According to Companies at the Crossroads, researched and written by the Economist Intelligence Unit, nearly one third (29%) of the business executives said employee engagement is low and they expect to lose key people as talent demand grows.  

At the same time, graduate recruitment has also been dramatically affected, with 6% of respondents saying graduate recruitment would be a focus for their organisation in 2010 - compared with 50% of respondents in 2009.  

Meanwhile, talent has moved fast up the boardroom agenda. The availability of talent has risen to overall third as a driver of growth (voiced by 46% of respondents), sitting behind only economic recovery and credit availability.

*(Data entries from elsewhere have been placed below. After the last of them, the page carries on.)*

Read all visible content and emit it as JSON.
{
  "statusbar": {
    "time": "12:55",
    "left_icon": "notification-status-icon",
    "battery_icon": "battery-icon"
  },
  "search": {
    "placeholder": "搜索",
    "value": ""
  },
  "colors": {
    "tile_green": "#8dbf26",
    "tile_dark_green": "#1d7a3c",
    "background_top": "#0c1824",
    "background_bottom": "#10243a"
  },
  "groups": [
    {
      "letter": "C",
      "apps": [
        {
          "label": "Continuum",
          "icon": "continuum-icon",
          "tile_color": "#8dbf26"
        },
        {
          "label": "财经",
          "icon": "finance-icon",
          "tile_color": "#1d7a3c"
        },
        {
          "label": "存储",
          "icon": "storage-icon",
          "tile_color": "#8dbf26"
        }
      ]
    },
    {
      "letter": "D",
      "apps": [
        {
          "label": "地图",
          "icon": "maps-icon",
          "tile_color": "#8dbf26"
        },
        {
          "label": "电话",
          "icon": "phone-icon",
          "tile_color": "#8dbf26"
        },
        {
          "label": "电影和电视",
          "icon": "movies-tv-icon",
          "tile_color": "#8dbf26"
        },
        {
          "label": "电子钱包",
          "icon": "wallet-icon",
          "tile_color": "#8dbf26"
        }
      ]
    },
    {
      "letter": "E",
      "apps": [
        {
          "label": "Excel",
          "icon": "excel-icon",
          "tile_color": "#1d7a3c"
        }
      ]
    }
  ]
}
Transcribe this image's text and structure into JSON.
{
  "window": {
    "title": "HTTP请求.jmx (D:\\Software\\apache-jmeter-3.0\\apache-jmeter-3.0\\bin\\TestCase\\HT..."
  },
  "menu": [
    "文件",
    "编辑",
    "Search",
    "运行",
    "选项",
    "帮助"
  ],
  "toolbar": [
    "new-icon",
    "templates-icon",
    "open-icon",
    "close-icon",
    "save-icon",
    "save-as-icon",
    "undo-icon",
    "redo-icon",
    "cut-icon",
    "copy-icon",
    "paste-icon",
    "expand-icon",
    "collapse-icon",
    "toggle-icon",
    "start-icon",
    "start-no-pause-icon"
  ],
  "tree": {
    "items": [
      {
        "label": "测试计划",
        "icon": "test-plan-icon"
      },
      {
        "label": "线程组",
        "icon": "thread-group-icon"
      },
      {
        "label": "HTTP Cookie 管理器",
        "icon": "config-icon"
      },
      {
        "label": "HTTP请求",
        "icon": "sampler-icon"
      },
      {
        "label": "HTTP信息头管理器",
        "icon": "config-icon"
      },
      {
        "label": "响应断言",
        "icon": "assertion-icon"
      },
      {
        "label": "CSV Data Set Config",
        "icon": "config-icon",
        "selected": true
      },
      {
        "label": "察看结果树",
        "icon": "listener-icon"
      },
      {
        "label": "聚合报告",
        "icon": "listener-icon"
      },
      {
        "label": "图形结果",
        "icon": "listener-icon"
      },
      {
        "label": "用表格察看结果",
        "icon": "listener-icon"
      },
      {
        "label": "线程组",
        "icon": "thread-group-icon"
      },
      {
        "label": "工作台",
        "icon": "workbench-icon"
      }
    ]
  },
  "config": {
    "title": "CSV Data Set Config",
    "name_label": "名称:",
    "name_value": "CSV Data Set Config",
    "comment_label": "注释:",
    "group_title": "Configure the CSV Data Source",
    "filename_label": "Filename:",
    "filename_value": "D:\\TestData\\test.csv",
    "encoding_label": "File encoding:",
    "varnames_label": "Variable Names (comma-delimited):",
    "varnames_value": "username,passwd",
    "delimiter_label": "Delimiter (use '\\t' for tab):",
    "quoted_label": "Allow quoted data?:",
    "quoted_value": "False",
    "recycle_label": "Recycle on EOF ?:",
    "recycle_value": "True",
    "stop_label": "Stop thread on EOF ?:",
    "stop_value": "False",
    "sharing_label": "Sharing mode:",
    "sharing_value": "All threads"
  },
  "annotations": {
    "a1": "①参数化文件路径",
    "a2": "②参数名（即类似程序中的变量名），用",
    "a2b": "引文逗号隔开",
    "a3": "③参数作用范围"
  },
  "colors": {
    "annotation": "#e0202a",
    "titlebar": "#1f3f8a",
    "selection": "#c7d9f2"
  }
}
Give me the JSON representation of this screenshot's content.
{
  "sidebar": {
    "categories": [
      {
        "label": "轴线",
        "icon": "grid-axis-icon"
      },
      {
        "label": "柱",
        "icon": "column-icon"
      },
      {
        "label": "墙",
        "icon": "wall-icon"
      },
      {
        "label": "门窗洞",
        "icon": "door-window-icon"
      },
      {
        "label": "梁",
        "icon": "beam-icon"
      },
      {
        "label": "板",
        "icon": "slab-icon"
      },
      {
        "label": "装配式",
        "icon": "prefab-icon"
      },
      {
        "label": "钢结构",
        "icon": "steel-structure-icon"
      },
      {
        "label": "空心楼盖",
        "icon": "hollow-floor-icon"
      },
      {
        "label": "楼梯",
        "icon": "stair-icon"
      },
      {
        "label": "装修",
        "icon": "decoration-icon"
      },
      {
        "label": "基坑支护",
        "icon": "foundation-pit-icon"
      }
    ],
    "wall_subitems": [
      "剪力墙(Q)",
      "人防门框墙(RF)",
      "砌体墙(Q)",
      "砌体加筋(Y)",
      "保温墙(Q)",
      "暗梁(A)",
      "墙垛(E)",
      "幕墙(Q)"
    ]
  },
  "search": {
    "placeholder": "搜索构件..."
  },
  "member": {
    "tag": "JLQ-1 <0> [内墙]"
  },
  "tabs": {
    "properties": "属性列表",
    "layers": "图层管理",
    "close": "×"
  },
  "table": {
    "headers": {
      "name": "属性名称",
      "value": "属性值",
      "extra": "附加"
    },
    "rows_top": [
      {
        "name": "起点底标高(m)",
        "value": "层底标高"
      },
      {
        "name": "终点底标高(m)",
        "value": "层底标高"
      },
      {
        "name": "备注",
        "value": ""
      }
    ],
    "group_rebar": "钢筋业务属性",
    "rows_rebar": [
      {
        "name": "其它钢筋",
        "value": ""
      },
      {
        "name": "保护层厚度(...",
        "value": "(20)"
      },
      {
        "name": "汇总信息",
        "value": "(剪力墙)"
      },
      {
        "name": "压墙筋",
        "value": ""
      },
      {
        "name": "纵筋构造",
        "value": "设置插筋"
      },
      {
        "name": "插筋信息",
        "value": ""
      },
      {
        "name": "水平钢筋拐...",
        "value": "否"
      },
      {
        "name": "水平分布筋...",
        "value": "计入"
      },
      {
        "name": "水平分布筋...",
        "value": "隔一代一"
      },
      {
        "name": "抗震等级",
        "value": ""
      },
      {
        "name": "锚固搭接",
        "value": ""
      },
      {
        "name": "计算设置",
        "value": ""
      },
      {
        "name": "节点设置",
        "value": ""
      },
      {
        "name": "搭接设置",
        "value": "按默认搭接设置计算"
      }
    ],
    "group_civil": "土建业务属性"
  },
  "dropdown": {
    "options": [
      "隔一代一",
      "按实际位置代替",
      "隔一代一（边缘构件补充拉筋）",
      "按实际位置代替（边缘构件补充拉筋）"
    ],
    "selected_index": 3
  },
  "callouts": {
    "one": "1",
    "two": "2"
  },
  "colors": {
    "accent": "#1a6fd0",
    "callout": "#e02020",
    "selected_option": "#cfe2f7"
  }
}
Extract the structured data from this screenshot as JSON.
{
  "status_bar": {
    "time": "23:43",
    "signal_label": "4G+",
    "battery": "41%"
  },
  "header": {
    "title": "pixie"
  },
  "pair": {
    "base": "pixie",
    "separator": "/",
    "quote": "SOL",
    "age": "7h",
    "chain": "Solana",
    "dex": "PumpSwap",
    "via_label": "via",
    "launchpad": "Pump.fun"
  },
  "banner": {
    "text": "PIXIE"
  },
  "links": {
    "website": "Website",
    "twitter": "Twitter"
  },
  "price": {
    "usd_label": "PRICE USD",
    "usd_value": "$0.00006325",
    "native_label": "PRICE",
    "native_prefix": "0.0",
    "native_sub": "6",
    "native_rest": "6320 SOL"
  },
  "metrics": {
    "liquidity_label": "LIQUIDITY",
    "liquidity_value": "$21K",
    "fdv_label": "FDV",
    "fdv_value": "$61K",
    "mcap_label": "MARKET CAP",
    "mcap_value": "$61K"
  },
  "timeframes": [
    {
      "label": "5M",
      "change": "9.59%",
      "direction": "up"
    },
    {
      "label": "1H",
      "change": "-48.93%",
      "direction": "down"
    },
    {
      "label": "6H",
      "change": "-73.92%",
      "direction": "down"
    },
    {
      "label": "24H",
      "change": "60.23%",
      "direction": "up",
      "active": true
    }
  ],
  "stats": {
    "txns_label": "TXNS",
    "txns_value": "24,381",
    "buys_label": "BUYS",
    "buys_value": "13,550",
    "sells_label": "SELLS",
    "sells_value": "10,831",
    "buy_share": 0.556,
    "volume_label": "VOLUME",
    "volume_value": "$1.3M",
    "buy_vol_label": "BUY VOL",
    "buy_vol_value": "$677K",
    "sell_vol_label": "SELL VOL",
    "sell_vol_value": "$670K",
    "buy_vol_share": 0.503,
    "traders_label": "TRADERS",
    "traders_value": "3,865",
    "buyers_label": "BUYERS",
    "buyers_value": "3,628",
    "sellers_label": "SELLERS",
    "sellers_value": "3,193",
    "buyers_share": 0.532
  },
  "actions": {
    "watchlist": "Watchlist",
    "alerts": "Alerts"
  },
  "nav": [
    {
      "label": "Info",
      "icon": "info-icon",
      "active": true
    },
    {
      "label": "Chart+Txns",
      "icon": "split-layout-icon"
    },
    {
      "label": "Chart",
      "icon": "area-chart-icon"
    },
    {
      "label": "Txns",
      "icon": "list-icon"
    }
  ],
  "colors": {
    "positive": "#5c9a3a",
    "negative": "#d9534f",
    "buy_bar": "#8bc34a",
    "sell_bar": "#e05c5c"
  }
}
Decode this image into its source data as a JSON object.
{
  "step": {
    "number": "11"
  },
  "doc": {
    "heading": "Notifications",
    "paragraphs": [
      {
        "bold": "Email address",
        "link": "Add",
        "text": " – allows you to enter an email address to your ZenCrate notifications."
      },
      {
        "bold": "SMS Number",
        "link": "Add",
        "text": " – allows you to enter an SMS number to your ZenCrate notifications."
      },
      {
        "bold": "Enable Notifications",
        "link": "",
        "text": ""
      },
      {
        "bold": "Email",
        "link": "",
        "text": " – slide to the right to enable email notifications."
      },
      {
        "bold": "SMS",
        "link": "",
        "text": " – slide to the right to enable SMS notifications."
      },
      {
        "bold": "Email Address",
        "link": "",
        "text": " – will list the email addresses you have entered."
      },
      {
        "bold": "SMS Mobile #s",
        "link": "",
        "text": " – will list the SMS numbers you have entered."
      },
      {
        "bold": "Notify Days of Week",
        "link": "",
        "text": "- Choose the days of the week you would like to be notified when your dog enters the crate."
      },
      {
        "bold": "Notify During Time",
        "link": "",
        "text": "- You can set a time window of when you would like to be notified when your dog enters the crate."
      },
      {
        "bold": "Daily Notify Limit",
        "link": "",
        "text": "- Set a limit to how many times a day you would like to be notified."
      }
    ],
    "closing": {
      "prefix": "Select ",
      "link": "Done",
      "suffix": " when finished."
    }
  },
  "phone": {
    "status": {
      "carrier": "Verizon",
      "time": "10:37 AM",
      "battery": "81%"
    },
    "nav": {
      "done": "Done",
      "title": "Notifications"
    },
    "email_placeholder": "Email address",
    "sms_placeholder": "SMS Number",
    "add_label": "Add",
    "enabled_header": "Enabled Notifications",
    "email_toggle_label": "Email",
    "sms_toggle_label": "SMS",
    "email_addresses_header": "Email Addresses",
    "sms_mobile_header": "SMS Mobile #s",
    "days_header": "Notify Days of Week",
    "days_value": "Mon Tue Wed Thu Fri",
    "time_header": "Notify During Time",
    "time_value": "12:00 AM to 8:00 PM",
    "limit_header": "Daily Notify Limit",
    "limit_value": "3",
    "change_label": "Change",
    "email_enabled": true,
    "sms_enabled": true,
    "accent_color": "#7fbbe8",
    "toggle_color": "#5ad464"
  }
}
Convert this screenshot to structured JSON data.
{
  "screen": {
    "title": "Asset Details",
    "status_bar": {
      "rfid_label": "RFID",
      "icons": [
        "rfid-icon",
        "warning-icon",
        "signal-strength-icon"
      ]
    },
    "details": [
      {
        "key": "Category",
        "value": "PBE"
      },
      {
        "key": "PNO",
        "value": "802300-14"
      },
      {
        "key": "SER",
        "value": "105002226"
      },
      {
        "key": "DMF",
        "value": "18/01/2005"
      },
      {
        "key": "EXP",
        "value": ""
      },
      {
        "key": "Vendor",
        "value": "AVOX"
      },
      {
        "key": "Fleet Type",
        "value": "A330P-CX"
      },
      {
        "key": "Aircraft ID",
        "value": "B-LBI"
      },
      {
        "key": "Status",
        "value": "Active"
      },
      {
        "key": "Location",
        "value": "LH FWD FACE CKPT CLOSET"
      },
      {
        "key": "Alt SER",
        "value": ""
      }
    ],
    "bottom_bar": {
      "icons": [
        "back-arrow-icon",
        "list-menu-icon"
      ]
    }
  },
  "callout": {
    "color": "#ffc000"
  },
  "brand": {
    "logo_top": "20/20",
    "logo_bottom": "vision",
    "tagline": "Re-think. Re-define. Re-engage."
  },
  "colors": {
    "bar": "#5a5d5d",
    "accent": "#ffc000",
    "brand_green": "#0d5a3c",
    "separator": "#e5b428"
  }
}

More than four out of 10 employers (41%) agreed they have a shortage of talent in their organisation and 44% find it increasingly difficult to recruit talented employees.

One respondent in two plans to ramp up recruitment over the coming year;  only 18% still plan to reduce or freeze headcounts, 16% of line managers said that staff were fully engaged with the business, yet this is not recognised in many boardrooms, with 38% of CEOs saying that trust is ‘high'.

The top three priorities for talent investments for 2010 are:

  • Performance management (voiced by 46% of respondents)
  • Leadership development (41%)
  • Training and development (36%)


For younger workers 50% cited career development as their biggest priority, but this dropped to just 1% for the over-50s. Similarly almost 40% of older workers cited non-salary benefits as important, dropping to just 2% among 20-30 year-olds.

 Matthew Parker, group managing director at StepStone Solutions, said: "This research among global leaders shows that they understand the need to focus on their talent, but that greater action is needed today to create talent strategies for the future.  It is particularly worrying to see low trust among middle-level employees going hand-in-hand with low graduate recruitment and an ongoing demand for senior executive talent.  

"Left unaddressed these problems constitute a perfect storm for businesses, as the most capable employees head for the exit and fresh talent is not recruited. These trends have serious, long-term implications for any business in a recovering economy and they require urgent attention."

The survey, undertaken in December 2009, covered over 400 senior managers primarily in major corporations in the US, Europe, and Asia-Pacific.